When skipping meals increases the waste
Category : News
by Michael Shields, General Manager FareShare North East
On Sunday 28th September, 50 or so people attended the FareShare Banquet at the award-winning Blackfriars Restaurant in Newcastle. Hosted by Blackfriars MD Andy Hook, the event raised £1,000 for the project and helped us increase awareness of food waste and food poverty. The banquet was prepared, cooked and served by clients of Changing Lives and their involvement enabled them to gain new skills and benefit from the experience of working in a restaurant setting. The clients made a huge contribution on the day, really enjoyed it, did it with a big smile and walked out of the door having enhanced their CVs. The win-wins continued as the food used on the day was provided by FareShare North East and originated from food companies that classified it as surplus… or in other words if it wasn’t for FareShare’s intervention it would have ended up in a rubbish skip.

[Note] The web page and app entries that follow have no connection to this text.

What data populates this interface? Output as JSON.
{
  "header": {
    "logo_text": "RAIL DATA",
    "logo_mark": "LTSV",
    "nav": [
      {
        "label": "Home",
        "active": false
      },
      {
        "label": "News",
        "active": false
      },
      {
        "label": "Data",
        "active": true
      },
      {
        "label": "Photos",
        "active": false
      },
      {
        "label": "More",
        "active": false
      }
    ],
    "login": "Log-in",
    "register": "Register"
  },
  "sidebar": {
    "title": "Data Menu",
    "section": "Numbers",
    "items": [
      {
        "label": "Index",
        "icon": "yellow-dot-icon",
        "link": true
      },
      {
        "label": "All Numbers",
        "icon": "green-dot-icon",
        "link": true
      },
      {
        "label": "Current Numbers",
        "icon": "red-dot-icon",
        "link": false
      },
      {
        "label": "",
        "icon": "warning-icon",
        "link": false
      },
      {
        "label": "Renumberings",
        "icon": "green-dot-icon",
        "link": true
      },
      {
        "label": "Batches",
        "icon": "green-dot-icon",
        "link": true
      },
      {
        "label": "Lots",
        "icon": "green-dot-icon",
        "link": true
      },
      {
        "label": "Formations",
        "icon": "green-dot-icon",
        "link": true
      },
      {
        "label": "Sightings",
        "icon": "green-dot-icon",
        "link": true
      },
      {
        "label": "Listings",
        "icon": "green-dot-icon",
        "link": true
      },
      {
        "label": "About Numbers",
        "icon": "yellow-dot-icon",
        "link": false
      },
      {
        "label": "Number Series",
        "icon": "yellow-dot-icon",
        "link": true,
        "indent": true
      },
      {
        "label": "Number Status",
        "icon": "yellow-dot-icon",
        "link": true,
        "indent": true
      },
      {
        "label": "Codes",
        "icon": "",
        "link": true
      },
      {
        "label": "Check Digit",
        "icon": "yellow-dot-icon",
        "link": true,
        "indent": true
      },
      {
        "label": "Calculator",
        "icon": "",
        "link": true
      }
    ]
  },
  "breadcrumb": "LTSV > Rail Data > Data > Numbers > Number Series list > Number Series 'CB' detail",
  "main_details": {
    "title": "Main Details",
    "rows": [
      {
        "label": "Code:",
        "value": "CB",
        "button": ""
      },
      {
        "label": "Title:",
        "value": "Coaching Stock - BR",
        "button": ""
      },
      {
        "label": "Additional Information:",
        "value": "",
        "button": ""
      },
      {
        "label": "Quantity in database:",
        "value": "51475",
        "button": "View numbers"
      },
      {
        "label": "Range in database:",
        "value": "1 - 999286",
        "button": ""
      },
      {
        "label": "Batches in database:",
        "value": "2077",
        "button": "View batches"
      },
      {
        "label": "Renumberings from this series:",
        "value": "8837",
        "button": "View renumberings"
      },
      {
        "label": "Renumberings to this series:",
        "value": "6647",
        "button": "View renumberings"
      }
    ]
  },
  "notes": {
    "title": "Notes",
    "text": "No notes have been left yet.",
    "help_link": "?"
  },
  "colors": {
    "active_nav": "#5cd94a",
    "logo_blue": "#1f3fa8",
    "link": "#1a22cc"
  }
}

FareShare does this day in day out and redirects surplus food before it goes anywhere near a waste disposal site…. food that has not passed it expiry and is perfectly safe and good to eat. We are not talking about Mrs Jones at 3 Acacia Gardens throwing out half a loaf of bread here ‘n there, rather a Mr Kipling wasting several pallets of apple pies…. commercial food waste.
It’s not surprising that food waste is an emotive issue as the UK Food Industry wastes 3 Million Tonnes of product each year. Or, to put it another way, enough to fill Wembley Stadium twice over. Whether the reason is incorrect forecasting, promotional lines, short coded product or cosmetically damaged packaging the fact is that ‘no good food should be wasted’ – and this is what FareShare seeks to do… to take an environmental problem of food waste and turn it into a social solution – fighting food poverty.
In the North East Region, FareShare redistributes approximately 20 Tonnes per month to 80 Community Projects that support vulnerable people. The projects supplied benefit from cost savings on their food bill and can plough that saving into other services and maintain or extend their food provision to their clients. More win-wins and all good stuff – but the scope for growth is enormous – as is the demand.
There are pockets of this country where 1 in 10 people have faced food poverty… where they have relied on family or friends for food, visited a food bank or worst of all – gone without. This at a time when the vast majority of commercial surplus food is still sent to landfill. So, imagine the difference only another 20 Tonnes of food per month could make… more cost savings to community projects, more disadvantaged mouths fed and reduced CO2 emissions as the food ends up on a plate rather than in a skip.